Potential miracle investigation announced
(March 24, 2010 issue of The U.P. Catholic)
By John Fee
The cause for sainthood for Bishop Frederic Baraga, first bishop of Michigan’s Upper Peninsula, took a giant step forward this month when Bishop Alexander K. Sample announced at a March 10th news conference, “We believe that we have a miracle – a medical miracle – that we can attribute to the intercession of Bishop Baraga.”
The case involves what was “thought to be a tumor on a patient’s liver that showed up on various tests, including a CT scan and ultrasound,” explained Father Ronald Browne, moderator of the curia for the Diocese of Marquette. “However, when exploratory surgery was done, there was no tumor to be found.” The patient’s doctor and radiologist said they can offer no explanation for the apparent cure.
The patient, the patient’s family and their parish priest had prayed for healing, invoking the intercession of Bishop Baraga. Additionally, Bishop Baraga’s stole had been placed on the patient’s abdomen, after which the patient reported that the pain had gone away.
An official inquiry to investigate the alleged miracle began on March 12 when members of a canonical tribunal signed documents to open the process. Bishop Sample has appointed Father Browne to lead the work of the tribunal. Other members of the team include Father Ben Paris as promoter of justice, Elizabeth Delene as notary, Judy Jason as copier (transcriptionist) and Dr. John G. Kublin, M.D. as the medical expert. Father Michael Steber, pastor of St. Peter Cathedral in Marquette, will serve as chancellor to open and close the inquiry process. The members of the tribunal took an oath affirming they would perform their duties as investigators “in the eyes of God.”
Father Browne said, “It is presumed (by the Church) that there is not a miracle” until one is proven. The work of the tribunal is to gather documentation and testimony of the purported miracle to present to the postulator for the Baraga cause for sainthood, Andrea Ambrosi, who will travel to the Diocese of Marquette in July. He will take the reports back to Rome for the Congregation for the Causes of Saints to weigh the evidence and determine if a miracle did indeed occur.
To be officially declared a saint by the Church, a candidate for sainthood must clear three hurdles. Firstly, a rigorous investigation into the candidate’s life, virtues and writings must determine he or she demonstrates heroic virtues or suffered martyrdom. When the candidate’s heroic virtue or martyrdom has been officially recognized by the pope, the person may then be called “Venerable.”

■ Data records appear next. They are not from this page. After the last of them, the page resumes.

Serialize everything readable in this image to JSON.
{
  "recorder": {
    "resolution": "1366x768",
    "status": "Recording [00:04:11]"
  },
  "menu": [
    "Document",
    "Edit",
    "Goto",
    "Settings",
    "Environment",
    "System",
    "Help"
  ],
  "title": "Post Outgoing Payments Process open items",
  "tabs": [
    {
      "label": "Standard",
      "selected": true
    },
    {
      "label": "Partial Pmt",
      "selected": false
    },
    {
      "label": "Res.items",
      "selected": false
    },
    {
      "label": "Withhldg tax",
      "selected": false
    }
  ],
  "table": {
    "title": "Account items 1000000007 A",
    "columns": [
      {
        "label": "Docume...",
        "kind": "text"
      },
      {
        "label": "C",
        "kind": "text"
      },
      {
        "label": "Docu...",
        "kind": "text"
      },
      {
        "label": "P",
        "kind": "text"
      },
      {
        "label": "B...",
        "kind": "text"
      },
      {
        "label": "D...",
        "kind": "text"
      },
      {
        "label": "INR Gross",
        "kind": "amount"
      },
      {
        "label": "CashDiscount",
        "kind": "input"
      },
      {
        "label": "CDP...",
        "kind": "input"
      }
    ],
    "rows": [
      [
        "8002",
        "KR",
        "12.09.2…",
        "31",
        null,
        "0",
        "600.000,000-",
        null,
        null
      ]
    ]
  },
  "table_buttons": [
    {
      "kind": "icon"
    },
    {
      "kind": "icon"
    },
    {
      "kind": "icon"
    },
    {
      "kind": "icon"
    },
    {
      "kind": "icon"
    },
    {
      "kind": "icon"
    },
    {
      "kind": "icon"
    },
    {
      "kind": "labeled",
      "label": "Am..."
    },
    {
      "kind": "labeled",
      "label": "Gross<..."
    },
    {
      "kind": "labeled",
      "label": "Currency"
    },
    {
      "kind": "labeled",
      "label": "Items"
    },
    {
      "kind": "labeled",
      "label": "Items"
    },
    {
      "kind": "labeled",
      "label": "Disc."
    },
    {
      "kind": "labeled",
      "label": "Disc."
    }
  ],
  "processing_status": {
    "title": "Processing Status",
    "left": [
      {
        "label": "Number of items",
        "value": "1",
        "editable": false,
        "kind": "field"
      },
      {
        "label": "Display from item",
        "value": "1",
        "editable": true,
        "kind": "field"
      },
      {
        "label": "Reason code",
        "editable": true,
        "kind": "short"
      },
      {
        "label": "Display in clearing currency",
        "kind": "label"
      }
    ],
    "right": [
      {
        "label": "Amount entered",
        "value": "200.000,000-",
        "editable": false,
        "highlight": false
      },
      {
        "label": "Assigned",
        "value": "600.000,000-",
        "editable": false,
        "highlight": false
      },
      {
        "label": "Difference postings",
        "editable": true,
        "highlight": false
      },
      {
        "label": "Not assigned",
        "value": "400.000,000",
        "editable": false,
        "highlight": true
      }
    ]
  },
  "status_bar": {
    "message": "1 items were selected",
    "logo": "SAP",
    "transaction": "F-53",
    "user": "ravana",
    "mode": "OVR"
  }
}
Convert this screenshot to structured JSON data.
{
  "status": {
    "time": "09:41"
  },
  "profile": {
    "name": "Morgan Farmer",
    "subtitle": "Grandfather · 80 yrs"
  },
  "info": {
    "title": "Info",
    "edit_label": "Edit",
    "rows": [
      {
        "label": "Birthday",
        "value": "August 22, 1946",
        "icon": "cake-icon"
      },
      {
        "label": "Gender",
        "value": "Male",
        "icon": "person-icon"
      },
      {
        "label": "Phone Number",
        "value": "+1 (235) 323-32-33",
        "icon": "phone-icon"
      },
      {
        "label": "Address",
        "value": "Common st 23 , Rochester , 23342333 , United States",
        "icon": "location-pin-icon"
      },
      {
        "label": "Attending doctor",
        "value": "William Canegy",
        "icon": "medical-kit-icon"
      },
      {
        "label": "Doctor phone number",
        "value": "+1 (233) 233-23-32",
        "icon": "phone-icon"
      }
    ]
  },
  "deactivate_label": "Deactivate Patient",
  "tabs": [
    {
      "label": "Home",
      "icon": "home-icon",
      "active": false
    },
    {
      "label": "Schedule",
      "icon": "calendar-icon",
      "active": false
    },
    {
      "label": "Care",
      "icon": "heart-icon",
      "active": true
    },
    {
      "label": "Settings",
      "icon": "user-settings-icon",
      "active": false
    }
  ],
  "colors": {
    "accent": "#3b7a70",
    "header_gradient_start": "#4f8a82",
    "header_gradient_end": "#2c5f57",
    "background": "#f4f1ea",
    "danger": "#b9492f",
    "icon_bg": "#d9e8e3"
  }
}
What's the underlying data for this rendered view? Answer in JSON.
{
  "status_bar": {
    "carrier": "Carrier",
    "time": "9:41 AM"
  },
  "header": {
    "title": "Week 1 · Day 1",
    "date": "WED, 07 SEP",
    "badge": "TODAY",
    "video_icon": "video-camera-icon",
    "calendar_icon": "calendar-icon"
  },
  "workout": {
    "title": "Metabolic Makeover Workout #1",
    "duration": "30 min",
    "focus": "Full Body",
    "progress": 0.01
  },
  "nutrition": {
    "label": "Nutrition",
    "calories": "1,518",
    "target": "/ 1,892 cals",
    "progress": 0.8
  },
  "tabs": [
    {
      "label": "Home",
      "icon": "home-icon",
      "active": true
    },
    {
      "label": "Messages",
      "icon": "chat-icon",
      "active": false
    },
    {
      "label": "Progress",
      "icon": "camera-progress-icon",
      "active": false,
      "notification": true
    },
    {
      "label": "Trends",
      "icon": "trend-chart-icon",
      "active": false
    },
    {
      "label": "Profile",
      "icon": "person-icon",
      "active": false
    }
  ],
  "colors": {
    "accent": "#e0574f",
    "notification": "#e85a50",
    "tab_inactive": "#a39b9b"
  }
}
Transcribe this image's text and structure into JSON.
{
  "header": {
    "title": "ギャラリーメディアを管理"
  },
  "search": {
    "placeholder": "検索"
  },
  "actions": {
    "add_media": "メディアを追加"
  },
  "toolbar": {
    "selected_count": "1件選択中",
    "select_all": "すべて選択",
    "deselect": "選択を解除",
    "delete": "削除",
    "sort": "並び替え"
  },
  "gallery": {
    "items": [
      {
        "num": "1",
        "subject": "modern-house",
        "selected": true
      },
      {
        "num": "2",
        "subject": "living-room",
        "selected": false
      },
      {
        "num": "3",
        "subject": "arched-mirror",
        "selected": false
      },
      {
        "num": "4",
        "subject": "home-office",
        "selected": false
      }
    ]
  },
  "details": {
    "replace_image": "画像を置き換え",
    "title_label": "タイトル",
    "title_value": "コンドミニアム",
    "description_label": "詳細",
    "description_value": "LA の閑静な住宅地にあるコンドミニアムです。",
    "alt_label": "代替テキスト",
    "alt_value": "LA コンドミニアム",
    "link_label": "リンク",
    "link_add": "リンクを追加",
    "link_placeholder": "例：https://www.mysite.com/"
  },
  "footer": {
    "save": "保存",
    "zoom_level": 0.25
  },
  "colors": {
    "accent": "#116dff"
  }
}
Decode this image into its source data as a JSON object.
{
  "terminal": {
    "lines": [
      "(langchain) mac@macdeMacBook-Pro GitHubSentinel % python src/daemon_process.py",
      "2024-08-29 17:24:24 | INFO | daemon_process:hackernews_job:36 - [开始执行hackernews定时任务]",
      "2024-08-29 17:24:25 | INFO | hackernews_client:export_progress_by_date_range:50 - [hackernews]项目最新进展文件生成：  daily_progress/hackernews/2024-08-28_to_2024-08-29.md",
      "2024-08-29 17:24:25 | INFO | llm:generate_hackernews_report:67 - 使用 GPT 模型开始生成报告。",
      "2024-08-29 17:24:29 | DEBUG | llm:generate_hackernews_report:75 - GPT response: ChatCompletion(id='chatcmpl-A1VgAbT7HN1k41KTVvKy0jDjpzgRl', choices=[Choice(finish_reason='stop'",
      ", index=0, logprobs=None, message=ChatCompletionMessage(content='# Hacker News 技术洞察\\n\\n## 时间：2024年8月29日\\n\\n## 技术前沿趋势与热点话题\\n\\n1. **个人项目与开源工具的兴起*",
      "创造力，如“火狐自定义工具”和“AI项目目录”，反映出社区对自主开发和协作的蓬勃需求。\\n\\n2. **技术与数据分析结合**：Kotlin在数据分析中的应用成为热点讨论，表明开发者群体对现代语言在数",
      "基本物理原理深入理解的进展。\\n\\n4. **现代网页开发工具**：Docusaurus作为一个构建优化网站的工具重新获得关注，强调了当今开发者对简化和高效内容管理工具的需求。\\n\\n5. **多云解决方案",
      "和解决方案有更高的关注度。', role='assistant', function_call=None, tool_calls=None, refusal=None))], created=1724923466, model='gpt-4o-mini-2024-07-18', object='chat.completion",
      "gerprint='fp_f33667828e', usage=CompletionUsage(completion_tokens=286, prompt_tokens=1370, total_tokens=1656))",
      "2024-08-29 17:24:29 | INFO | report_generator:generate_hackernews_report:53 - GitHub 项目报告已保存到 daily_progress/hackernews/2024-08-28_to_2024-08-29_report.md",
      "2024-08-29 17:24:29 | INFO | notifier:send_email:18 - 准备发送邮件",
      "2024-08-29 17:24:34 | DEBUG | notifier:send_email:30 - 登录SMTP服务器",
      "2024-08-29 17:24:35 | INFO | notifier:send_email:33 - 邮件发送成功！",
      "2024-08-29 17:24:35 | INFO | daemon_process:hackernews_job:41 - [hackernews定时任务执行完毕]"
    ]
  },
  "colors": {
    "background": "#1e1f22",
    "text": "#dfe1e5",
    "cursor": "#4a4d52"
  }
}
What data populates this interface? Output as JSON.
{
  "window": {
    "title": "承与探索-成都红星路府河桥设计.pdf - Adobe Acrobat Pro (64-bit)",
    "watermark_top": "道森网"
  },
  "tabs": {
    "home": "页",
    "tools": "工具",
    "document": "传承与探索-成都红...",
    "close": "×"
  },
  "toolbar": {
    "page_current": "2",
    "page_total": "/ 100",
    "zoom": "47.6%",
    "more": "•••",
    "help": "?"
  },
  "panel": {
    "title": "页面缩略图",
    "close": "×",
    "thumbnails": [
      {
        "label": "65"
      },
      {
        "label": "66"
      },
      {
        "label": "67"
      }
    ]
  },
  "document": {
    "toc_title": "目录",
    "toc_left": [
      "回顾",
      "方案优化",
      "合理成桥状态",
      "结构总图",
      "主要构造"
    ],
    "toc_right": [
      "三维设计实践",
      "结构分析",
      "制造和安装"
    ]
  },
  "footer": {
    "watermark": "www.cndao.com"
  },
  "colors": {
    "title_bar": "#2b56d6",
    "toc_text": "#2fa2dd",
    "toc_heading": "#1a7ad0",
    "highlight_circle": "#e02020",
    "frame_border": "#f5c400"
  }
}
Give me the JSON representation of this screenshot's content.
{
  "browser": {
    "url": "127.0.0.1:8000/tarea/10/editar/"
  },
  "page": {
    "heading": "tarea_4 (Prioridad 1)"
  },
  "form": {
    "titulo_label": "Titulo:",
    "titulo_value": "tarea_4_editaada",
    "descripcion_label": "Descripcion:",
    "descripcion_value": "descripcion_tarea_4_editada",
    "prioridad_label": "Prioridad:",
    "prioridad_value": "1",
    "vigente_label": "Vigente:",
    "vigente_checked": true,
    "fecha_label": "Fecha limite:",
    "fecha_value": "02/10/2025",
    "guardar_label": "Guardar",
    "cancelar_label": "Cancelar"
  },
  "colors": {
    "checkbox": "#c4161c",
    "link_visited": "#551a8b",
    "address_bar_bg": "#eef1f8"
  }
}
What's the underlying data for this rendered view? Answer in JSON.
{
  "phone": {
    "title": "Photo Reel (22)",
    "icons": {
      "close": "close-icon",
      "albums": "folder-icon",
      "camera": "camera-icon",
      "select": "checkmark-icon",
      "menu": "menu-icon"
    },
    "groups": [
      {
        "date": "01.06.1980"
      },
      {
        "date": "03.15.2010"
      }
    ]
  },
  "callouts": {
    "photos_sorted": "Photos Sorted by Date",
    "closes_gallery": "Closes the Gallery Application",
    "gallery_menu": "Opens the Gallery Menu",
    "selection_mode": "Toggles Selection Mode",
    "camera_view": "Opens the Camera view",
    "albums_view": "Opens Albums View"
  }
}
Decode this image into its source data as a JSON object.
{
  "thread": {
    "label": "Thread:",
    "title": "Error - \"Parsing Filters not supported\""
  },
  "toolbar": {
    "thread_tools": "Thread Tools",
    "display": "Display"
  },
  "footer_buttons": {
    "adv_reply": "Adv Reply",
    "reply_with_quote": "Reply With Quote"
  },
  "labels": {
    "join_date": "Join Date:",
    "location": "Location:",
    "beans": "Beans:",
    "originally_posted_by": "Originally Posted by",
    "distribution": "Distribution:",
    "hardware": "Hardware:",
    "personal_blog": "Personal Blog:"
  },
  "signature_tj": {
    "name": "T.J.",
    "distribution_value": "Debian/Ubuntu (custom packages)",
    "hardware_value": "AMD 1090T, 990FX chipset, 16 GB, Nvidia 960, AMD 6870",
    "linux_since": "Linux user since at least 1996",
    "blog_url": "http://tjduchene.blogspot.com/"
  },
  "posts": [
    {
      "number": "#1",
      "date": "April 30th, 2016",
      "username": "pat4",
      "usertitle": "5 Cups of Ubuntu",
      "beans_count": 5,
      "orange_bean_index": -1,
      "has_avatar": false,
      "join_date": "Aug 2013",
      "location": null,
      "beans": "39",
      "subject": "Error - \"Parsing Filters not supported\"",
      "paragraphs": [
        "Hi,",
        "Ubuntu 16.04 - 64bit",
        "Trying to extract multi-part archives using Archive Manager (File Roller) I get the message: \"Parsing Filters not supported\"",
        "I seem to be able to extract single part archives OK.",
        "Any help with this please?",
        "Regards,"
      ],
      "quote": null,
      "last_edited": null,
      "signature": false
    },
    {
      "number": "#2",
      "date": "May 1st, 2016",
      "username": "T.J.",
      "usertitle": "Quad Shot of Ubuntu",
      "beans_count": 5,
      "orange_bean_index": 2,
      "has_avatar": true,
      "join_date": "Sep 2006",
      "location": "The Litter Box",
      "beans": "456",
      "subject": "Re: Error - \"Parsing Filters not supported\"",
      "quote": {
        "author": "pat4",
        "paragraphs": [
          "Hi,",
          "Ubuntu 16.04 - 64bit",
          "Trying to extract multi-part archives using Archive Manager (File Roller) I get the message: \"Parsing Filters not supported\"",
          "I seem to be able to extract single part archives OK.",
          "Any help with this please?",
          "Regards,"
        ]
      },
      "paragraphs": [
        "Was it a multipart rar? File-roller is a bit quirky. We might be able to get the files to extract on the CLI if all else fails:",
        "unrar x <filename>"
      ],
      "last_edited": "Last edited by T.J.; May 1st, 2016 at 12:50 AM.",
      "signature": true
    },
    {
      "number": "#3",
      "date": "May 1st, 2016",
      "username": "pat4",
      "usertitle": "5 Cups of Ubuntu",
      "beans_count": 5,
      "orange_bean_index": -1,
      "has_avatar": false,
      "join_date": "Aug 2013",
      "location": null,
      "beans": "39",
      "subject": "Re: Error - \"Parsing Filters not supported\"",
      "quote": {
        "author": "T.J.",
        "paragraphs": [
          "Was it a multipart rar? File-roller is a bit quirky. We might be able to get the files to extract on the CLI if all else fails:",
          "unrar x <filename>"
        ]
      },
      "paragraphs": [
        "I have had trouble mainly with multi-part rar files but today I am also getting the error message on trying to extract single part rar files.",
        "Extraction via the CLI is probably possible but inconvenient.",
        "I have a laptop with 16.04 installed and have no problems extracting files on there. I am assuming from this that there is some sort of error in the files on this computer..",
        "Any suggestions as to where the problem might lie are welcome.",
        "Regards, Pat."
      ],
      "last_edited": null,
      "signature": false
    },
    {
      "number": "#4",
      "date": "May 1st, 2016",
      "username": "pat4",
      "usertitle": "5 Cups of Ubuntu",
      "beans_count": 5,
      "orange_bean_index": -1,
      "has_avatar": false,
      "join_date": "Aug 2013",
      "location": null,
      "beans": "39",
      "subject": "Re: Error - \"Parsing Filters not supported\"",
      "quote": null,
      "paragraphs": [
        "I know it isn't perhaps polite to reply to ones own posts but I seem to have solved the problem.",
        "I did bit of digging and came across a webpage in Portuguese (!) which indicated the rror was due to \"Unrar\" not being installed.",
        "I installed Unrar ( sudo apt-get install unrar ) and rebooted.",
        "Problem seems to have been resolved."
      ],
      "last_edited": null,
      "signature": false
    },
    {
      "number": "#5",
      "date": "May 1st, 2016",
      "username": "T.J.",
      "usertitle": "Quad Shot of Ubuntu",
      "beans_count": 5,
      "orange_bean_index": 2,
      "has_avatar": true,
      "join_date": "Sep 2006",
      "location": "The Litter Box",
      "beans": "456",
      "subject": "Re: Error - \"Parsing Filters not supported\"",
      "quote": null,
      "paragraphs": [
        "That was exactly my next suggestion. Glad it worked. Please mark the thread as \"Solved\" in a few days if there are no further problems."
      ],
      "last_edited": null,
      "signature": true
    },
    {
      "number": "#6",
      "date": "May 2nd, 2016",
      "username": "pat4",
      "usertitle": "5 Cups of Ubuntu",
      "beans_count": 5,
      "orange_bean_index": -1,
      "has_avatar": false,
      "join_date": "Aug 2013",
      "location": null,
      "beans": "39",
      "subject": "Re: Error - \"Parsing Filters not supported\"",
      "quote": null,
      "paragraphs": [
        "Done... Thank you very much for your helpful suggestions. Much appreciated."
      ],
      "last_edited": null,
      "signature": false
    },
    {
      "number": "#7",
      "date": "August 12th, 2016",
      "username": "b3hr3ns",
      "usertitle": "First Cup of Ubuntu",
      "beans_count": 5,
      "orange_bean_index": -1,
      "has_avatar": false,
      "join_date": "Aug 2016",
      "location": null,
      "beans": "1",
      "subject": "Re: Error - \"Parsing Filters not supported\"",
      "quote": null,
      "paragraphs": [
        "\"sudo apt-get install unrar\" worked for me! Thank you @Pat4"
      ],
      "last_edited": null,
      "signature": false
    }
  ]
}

In the second step of the process, a miracle attributable to the intercession of the person whose sainthood is being sought must be proven, after which he or she is officially bestowed the title of “Blessed.” And finally, to be officially declared a saint by the Church, a second miracle must be proven, which can be attributed to the blessed candidate’s intercession following his beatification.
While the cause for sainthood for Bishop Baraga was initiated in 1952, the alleged miracle has spurred new interest in Rome. The Congregation for the Causes of Saints will again review the positio (a comprehensive summary of the candidate’s life, virtues and writings by and about him) and make a recommendation to Pope Benedict XVI regarding Bishop Baraga’s heroic virtue. The Holy Father will then decide whether the title of “Venerable” can be conferred on Bishop Baraga.
Born in Slovenia in 1797, Bishop Baraga came to the U.S. as a missionary to the Odawa and Ojibwa people of the upper Great Lakes region in 1830. He traveled throughout the 80,000 square-mile territory by canoe, horse, showshoe and even dog sled. He was consecrated a bishop and appointed vicar apostolic of the Upper Peninsula in 1853. When the vicariate apostolic was established as the Diocese of Sault Ste. Marie (now called the Diocese of Marquette) in 1857, Baraga served as its first bishop until his death in 1868. His work includes an Ojibwa-English dictionary, which is still in use today. The Bishop Baraga Association was established in 1930 to promote the cause for sainthood of the “Snowshoe Priest,” as Bishop Baraga has been called.